3. Stay clear of confrontation
At times, we have allowed the tone of conversation to become heavy – scolding one of the children – and the “meal” takes a backseat to a whole new set of emotions. I think this is a mistake. Allowing shame and control to enter the table has made many-a-meal a battle of the will between parent and child. Protecting peace and harmony at the table allows the family table to be a safe place. Additionally, meal sharing is nearly impossible with someone in the midst of unresolved conflict. The ultimate act of reconciliation is to invite someone to the table. This is clearly illustrated by Christ and the deep symbolism of the Eucharist. The meal is a celebration! Celebration is a vital part of wellness. Therefore, the shared meal is no place for confrontation or discipline in any way.
4. Posture matters
The posture we assume at the table speaks louder than words about our intentions. As I mentioned above, food itself is often why we gather around the table. But food should be the “secondary food” we seek during meal time. When communion with others is our “first food” our posture is very different. We take breaks in between bites to make eye contact. Forks are allowed to rest while we chew and then respond to a question. I think of how we might eat if we were invited to the White House. Should we not eat with that sort of posture every time we eat? I don’t feel the need to explain what it looks like – I think we all have a similar mental image of that posture.
5. Compliment the chef
It is important that we take time to allow the chef to talk about their work. Complimenting them in someway invites this discourse. This is time to talk about what went into the meal. Is something from last years harvest? Is anything local? What went wrong? How was it “rescued?” Our kids think their mom is a hero for what she accomplishes in preparation for our meals together.
6. Asked to be excused
This is something we are just now giving emphasis, but I am starting to see why Grandma and Grandpa insisted on it. Staying the full course of the meal brings an “end” or benediction to the family meal. We might even try to introduce a final reading or thought. Some Ideas of what to read: The Mennonite Central Committee Cookbook series have some great stories about cultural food traditions and family food ways. The Bible has story after story about agriculture and shared meals. What about picking a fruit or vegetable from the meal and read about it in our Rodale Encyclopedia of Organic Gardening.

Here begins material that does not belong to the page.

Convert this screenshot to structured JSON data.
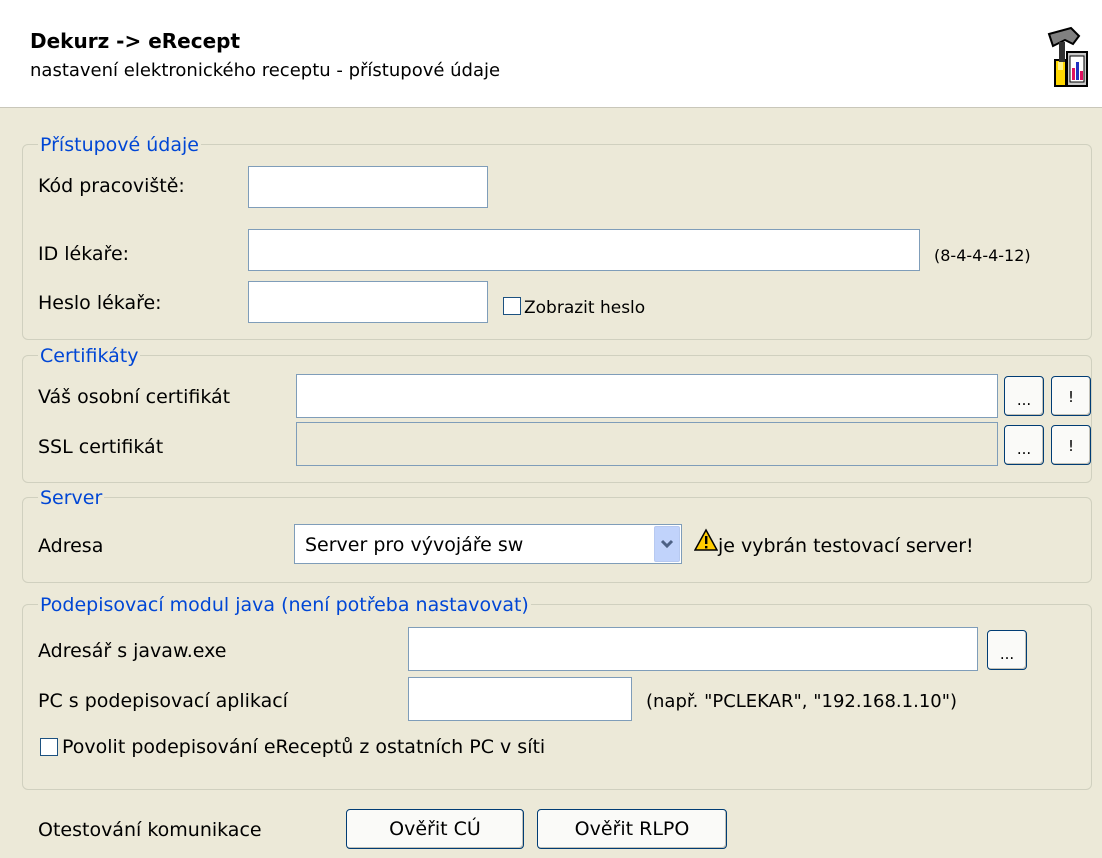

These are not the only rules we try to keep at mealtime. By no means do we keep them at every meal – but they are six easy things to commit to as a family.